. No doors. No regrets.
D.C. has no regrets when it comes to accepting taxes, registration fees and allowing the operation of vehicles like these on our streets. DCBLC does not disagree. On the contrary we support the right, yes, the right of mobility and travel. This is guaranteed to us by not only by the U.S. Constitution but by United Nations General Assembly treaty law as agreed to in article 12 of the International Covenant on Civil and Political Rights:
Article 12 of the International Covenant on Civil and Political Rights incorporates this right into treaty law:
(1) Everyone lawfully within the territory of a State shall, within that territory, have the right to liberty of movement and freedom to choose his residence.
(2) Everyone shall be free to leave any country, including his own.
(3) The above-mentioned rights shall not be subject to any restrictions except those provided by law, are necessary to protect national security, public order (ordre publique), public health or morals or the rights and freedoms of others, and are consistent with the other rights recognized in the present Covenant.
(4) No one shall be arbitrarily deprived of the right to enter his own country.
Currently D.C. code says:
(a) No person shall:
(1) Operate at any time an all-terrain vehicle or dirt bike on public property, including any public space in the District; or
(2) Park at any time an all-terrain vehicle or dirt bike on public property, including any public space in the District.
(b) All-terrain vehicles or dirt bikes shall not be registered with the Department of Motor Vehicles.
(c) A person violating any provision of this section shall upon conviction be fined no more than the amount set forth in § 22-3571.01, or incarcerated for no more than 30 days, or both.
(d) In addition to the penalties described in subsection (c) of this section, a person who is convicted of violating subsection (a)(1) of this section shall, upon a second or subsequent conviction for violating subsection (a)(1) of this section, have his or her driver’s license, or privilege to operate a motor vehicle in the District, suspended for one year from the date of conviction; provided, that the period of suspension shall toll during a period of incarceration.

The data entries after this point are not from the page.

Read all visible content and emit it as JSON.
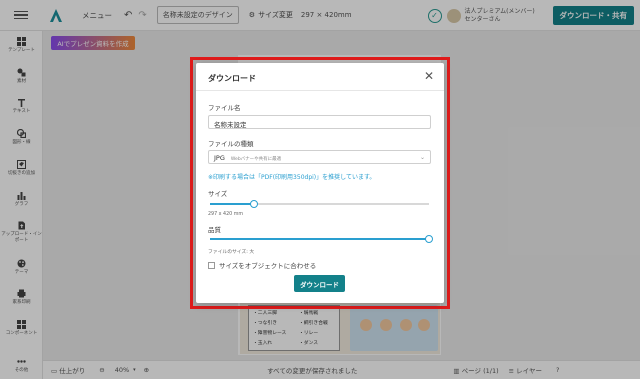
{
  "header": {
    "menu_label": "メニュー",
    "doc_name": "名称未設定のデザイン",
    "size_change_label": "サイズ変更",
    "size_dims": "297 × 420mm",
    "user_line1": "法人プレミアム(メンバー)",
    "user_line2": "センターさん",
    "download_share_label": "ダウンロード・共有"
  },
  "sidebar": {
    "items": [
      {
        "label": "テンプレート",
        "icon": "template-icon"
      },
      {
        "label": "素材",
        "icon": "material-icon"
      },
      {
        "label": "テキスト",
        "icon": "text-icon"
      },
      {
        "label": "図形・線",
        "icon": "shape-icon"
      },
      {
        "label": "切抜きの追加",
        "icon": "cutout-icon"
      },
      {
        "label": "グラフ",
        "icon": "chart-icon"
      },
      {
        "label": "アップロード・インポート",
        "icon": "upload-icon"
      },
      {
        "label": "テーマ",
        "icon": "theme-icon"
      },
      {
        "label": "家系印刷",
        "icon": "print-icon"
      },
      {
        "label": "コンポーネント",
        "icon": "component-icon"
      },
      {
        "label": "その他",
        "icon": "more-icon"
      }
    ]
  },
  "canvas": {
    "ai_button_label": "AIでプレゼン資料を作成",
    "doc_list": [
      "・二人三脚",
      "・つな引き",
      "・障害物レース",
      "・玉入れ",
      "・騎馬戦",
      "・綱引き合戦",
      "・リレー",
      "・ダンス"
    ]
  },
  "modal": {
    "title": "ダウンロード",
    "filename_label": "ファイル名",
    "filename_value": "名称未設定",
    "filetype_label": "ファイルの種類",
    "filetype_value": "JPG",
    "filetype_hint": "Webバナーや共有に最適",
    "print_note": "※印刷する場合は「PDF(印刷用350dpi)」を推奨しています。",
    "size_label": "サイズ",
    "size_value_text": "297 x 420 mm",
    "size_level": 0.2,
    "quality_label": "品質",
    "quality_level": 1.0,
    "filesize_text": "ファイルのサイズ: 大",
    "fit_object_label": "サイズをオブジェクトに合わせる",
    "download_button": "ダウンロード"
  },
  "bottombar": {
    "finish_label": "仕上がり",
    "zoom": "40%",
    "saved_status": "すべての変更が保存されました",
    "page_label": "ページ",
    "page_count": "(1/1)",
    "layer_label": "レイヤー"
  },
  "colors": {
    "accent": "#13818a",
    "slider": "#2a9fd0",
    "highlight": "#e01b1b"
  }
}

(e) The Attorney General for the District of Columbia, or his or her assistants, shall prosecute violations of this section, in the name of the District of Columbia.
(f) An all-terrain vehicle or dirt bike operated or parked in violation of this section shall be subject to forfeiture pursuant to the standards and procedures set forth in Chapter 3 of Title 41.
DCBLC sees this law and enforcement policy as a greater public safety risk, cultural discrimination and an overall egregious violation of U.S. & global rights. We may not live in a recognized state but we do recognize the state of affairs. Fortunately, Washington, D.C. residents have the right initiate or amend a law by petition. After language is submitted and approved, initiators must collect approx. 24,000 signatures from the almost 700,000 residents of D.C. to place laws on the ballot for a ‘Yes’ or ‘No’ vote. The next step for DC #BikeLife Campaign is to have a hearing on our revised ballot language which can be found on our website.
Click the link, read our proposed law and share your thoughts with us through our network (below). If you would like a PDF copy for review, just send us an email request. We look forward to hearing your feedback and working with you to create a free and safe D.C. that respects all of our rights, indiscriminately.
Eric Butler, Jr
Chairman, DC #BikeLife Campaign
Call: (202) 526-1714
Text: (202) 839-4BLC (4252)
E-mail: [email protected]
DC #BikeLife Campaign Website: http://dcbikelife-campaign.mn.co/landing